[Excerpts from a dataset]
- - - - -

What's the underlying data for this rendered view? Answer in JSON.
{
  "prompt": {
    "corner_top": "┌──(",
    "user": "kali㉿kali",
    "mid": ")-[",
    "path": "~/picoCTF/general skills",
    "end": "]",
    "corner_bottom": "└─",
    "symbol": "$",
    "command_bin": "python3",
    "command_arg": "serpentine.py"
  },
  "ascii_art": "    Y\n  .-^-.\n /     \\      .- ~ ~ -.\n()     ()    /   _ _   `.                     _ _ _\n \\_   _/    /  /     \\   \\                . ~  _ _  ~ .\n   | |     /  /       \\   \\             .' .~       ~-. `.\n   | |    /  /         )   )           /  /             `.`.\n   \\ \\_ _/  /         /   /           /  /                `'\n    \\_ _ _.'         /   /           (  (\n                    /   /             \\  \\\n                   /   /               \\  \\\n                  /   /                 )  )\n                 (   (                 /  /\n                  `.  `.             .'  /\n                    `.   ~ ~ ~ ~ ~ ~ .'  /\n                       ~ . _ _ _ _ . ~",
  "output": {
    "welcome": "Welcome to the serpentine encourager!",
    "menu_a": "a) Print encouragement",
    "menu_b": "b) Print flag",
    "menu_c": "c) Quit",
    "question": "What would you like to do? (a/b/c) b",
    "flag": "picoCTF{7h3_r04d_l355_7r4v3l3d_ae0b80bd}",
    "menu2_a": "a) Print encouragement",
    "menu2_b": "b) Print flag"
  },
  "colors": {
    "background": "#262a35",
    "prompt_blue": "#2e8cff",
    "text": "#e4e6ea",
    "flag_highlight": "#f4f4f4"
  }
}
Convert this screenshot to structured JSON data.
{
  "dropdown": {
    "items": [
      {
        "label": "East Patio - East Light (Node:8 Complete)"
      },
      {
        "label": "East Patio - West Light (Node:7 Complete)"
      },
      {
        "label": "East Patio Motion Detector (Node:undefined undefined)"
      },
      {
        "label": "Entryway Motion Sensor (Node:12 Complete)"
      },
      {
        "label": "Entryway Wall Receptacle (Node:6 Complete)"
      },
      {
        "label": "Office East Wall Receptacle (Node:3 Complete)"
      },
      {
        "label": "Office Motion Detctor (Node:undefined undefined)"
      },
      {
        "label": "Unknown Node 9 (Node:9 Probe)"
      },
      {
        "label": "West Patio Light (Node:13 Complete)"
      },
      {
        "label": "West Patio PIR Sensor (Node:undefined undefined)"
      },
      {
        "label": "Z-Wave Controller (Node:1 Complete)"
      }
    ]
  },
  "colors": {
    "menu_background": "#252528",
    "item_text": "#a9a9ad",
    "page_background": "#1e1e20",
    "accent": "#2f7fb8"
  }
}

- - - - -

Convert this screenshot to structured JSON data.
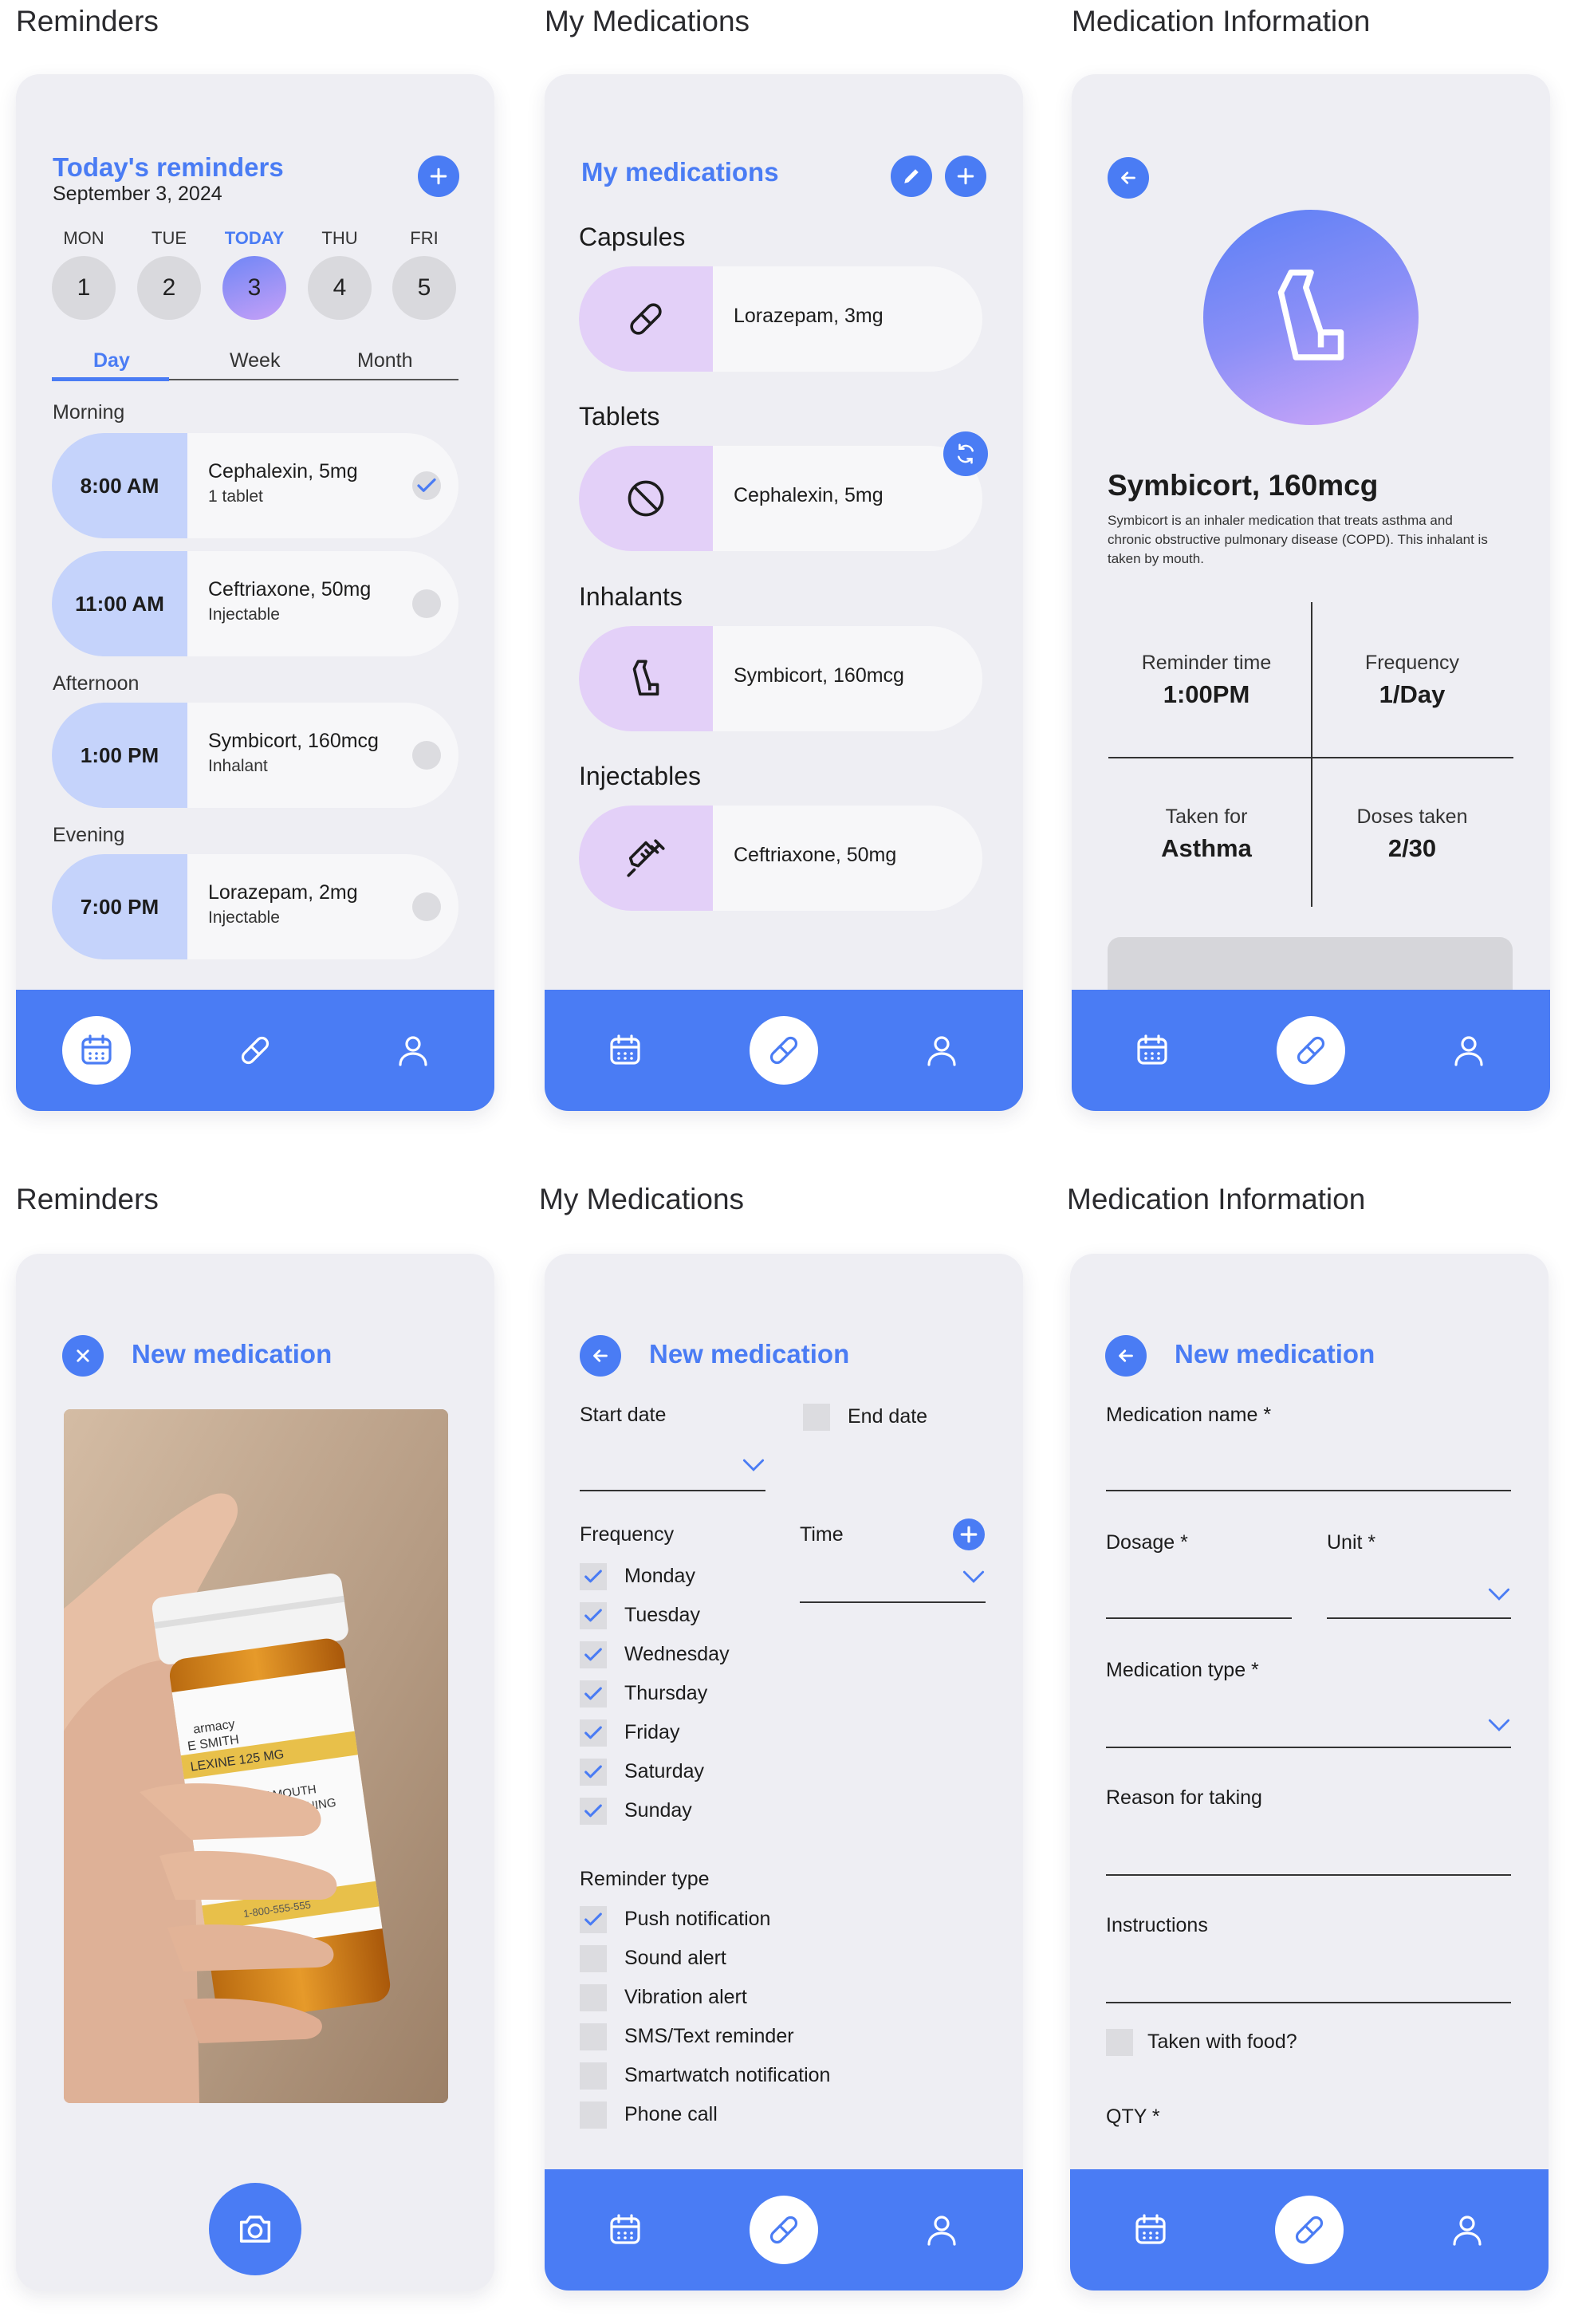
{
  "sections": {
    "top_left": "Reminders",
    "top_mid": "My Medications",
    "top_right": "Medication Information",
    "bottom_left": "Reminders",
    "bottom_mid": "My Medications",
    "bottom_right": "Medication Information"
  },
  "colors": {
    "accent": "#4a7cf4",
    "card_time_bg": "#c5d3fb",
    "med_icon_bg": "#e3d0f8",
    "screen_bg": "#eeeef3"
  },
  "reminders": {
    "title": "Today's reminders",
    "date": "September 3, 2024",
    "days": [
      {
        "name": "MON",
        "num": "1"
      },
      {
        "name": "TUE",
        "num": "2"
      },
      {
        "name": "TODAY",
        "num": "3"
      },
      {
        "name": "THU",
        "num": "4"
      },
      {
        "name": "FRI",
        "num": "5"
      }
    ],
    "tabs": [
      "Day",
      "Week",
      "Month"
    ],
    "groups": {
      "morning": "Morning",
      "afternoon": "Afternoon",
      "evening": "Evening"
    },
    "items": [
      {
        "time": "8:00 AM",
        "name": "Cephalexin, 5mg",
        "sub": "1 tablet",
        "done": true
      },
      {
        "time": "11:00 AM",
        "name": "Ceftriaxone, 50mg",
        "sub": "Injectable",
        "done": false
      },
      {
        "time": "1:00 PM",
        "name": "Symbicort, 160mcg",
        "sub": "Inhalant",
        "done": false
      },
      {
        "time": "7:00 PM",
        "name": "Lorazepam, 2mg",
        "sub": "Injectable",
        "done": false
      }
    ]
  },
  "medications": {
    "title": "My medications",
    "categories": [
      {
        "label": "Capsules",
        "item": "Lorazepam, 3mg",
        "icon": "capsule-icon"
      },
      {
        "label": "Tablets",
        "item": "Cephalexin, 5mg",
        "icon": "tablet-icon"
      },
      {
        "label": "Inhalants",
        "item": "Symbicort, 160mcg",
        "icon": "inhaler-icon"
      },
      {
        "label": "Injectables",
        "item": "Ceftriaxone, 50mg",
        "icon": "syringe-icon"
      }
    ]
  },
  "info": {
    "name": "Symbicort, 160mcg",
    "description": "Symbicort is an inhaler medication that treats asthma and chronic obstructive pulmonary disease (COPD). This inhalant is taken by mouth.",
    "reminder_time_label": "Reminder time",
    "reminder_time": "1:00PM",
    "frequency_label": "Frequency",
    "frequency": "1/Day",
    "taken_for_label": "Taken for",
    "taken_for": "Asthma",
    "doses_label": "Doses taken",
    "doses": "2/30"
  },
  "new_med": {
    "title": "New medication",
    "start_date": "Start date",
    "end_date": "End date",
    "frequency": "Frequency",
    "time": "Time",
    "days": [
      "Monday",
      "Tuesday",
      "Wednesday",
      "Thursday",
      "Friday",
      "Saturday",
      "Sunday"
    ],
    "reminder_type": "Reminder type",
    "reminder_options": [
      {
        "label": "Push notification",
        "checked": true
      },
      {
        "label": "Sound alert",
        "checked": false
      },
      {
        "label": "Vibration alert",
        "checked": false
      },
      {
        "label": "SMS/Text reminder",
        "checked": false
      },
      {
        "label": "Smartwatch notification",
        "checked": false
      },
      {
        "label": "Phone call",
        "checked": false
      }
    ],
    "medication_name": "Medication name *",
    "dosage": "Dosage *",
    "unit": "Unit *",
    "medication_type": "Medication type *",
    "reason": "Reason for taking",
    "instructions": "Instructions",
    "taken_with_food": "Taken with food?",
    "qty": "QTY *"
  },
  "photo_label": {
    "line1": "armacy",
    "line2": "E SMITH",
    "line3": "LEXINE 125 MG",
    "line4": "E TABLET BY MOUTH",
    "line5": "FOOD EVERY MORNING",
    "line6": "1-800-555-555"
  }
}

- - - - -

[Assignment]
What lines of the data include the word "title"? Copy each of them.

[Exercise output]
    "title": "Today's reminders",
    "title": "My medications",
    "title": "New medication",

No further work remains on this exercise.